### WHAT THE EXERCISE ASKS
For this exercise, return all the data word for word, with images left out.

### RECORDS FOR THE TASK
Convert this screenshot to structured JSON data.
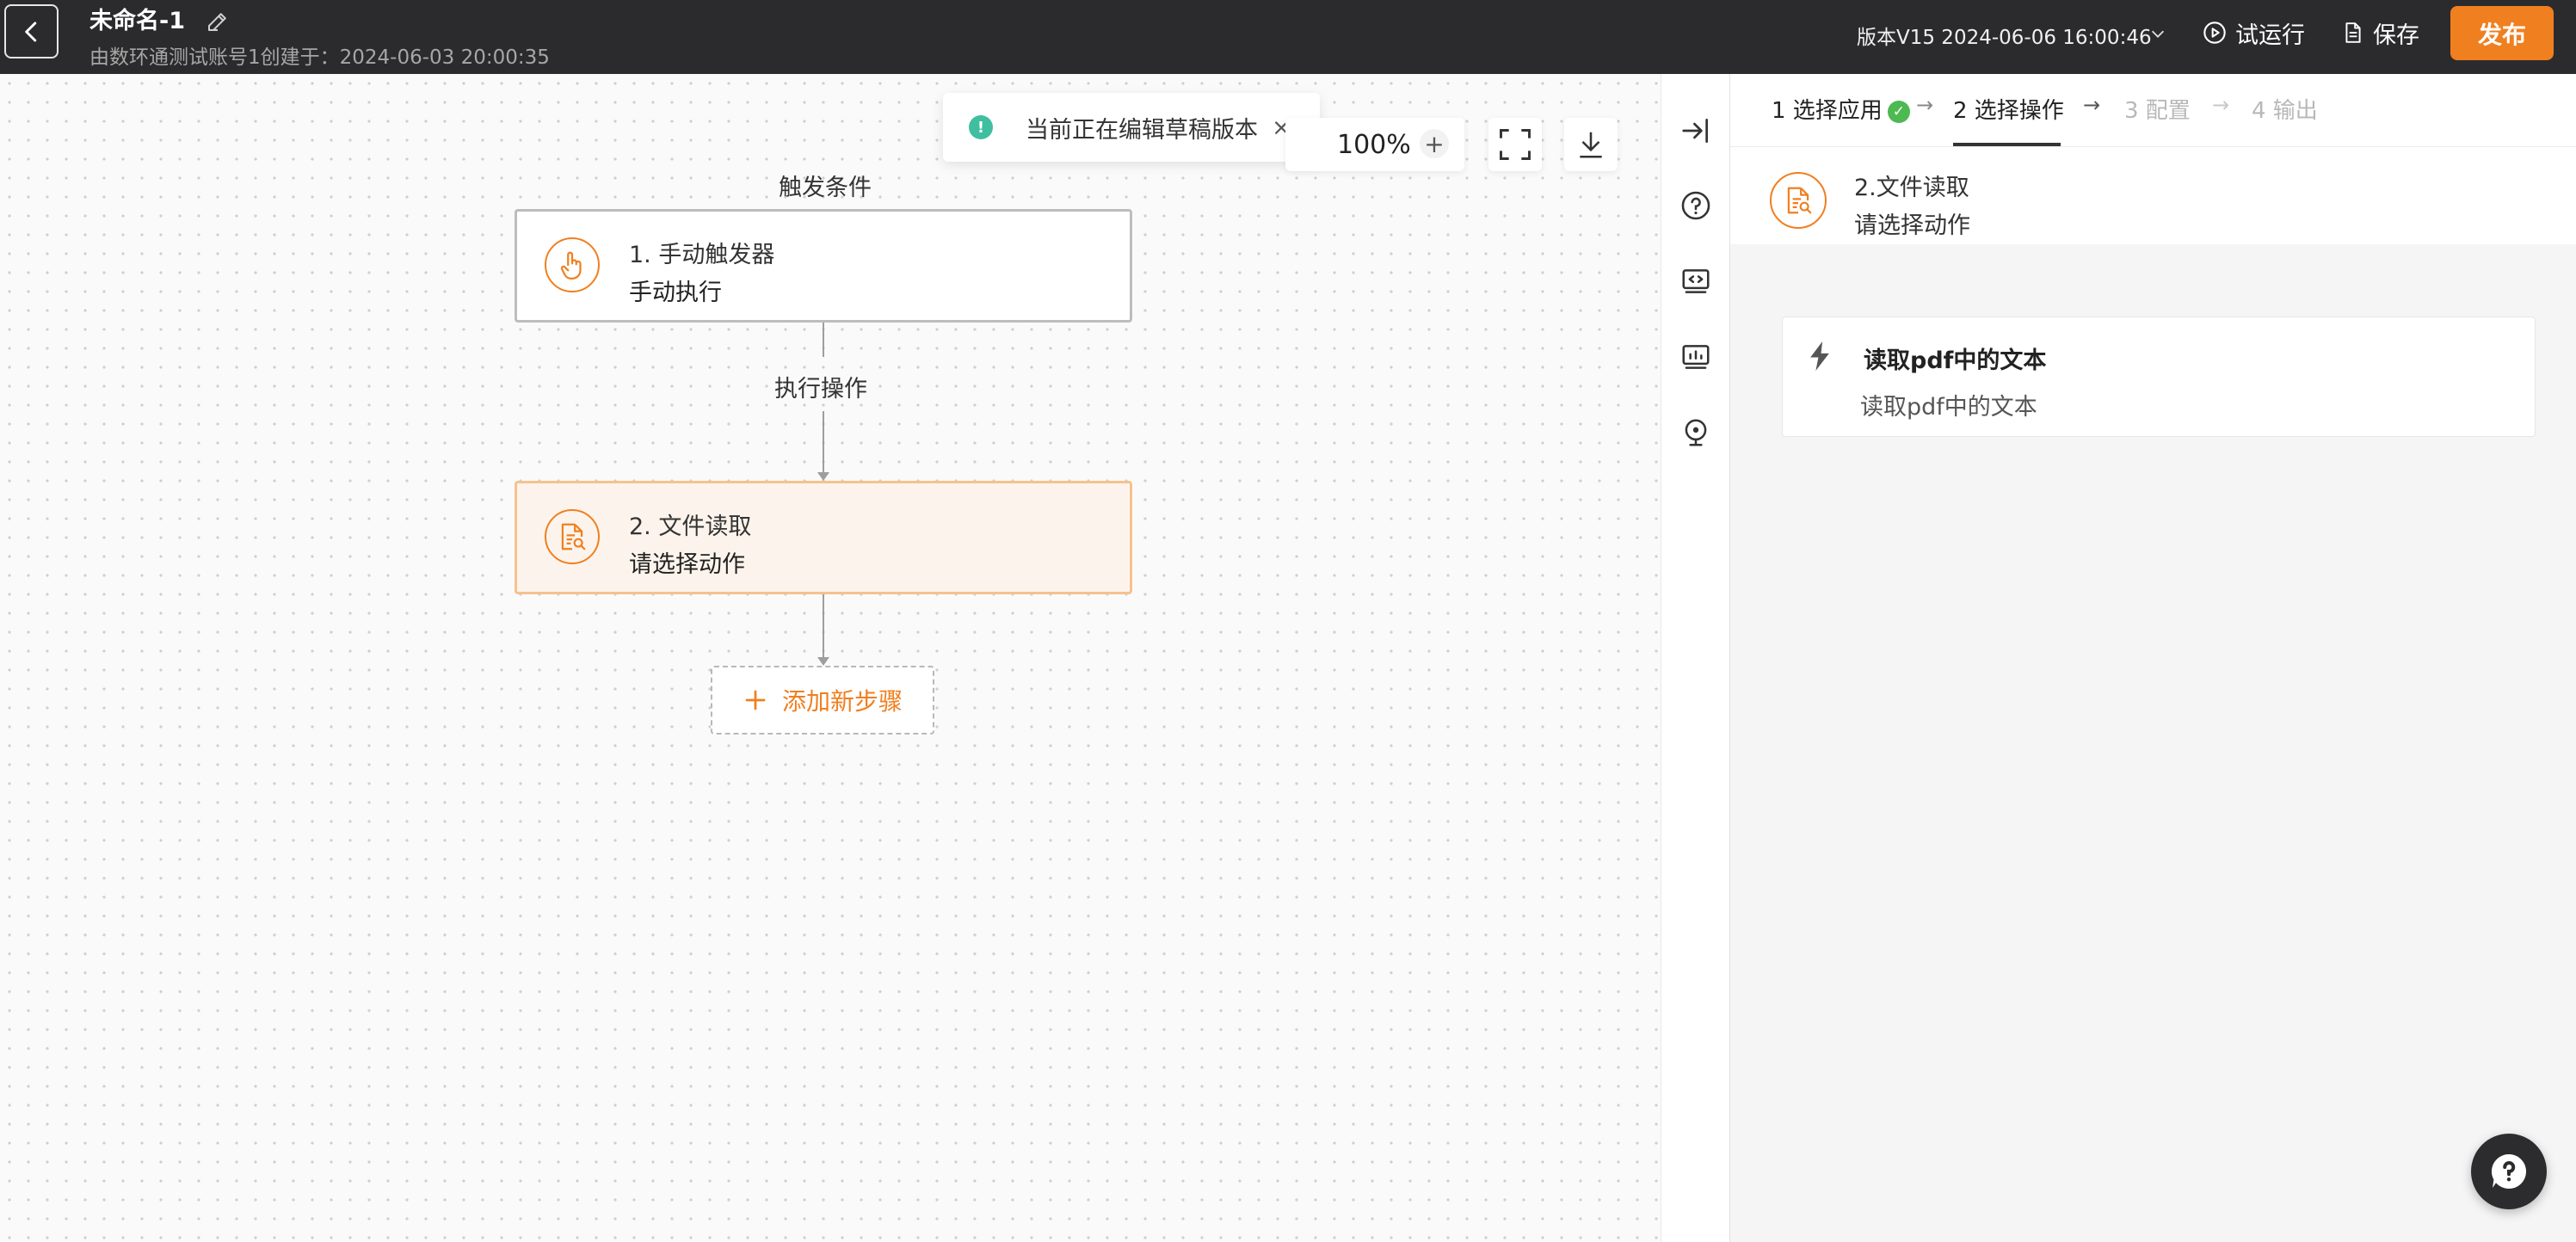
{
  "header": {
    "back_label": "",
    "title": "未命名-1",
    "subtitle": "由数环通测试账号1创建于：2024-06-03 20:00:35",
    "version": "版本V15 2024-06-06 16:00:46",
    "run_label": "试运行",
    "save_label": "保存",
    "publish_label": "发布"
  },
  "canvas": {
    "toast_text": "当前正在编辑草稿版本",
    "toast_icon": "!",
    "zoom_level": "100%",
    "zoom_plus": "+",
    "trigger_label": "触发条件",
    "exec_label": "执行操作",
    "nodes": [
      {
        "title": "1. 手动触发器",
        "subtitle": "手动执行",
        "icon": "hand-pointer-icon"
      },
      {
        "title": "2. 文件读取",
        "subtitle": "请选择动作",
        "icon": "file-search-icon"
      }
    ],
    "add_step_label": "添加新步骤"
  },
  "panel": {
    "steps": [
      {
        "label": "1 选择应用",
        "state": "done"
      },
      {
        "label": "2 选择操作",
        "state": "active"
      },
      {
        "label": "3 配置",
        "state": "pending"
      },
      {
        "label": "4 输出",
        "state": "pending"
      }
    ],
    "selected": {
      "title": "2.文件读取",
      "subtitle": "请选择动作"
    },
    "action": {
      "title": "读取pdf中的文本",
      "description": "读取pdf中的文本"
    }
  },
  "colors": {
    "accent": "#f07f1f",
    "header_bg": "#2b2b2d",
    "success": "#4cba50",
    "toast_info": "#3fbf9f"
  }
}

### RESULT OF THE EXERCISE
Convert this screenshot to structured JSON data.
{
  "header": {
    "back_label": "",
    "title": "未命名-1",
    "subtitle": "由数环通测试账号1创建于：2024-06-03 20:00:35",
    "version": "版本V15 2024-06-06 16:00:46",
    "run_label": "试运行",
    "save_label": "保存",
    "publish_label": "发布"
  },
  "canvas": {
    "toast_text": "当前正在编辑草稿版本",
    "toast_icon": "!",
    "zoom_level": "100%",
    "zoom_plus": "+",
    "trigger_label": "触发条件",
    "exec_label": "执行操作",
    "nodes": [
      {
        "title": "1. 手动触发器",
        "subtitle": "手动执行",
        "icon": "hand-pointer-icon"
      },
      {
        "title": "2. 文件读取",
        "subtitle": "请选择动作",
        "icon": "file-search-icon"
      }
    ],
    "add_step_label": "添加新步骤"
  },
  "panel": {
    "steps": [
      {
        "label": "1 选择应用",
        "state": "done"
      },
      {
        "label": "2 选择操作",
        "state": "active"
      },
      {
        "label": "3 配置",
        "state": "pending"
      },
      {
        "label": "4 输出",
        "state": "pending"
      }
    ],
    "selected": {
      "title": "2.文件读取",
      "subtitle": "请选择动作"
    },
    "action": {
      "title": "读取pdf中的文本",
      "description": "读取pdf中的文本"
    }
  },
  "colors": {
    "accent": "#f07f1f",
    "header_bg": "#2b2b2d",
    "success": "#4cba50",
    "toast_info": "#3fbf9f"
  }
}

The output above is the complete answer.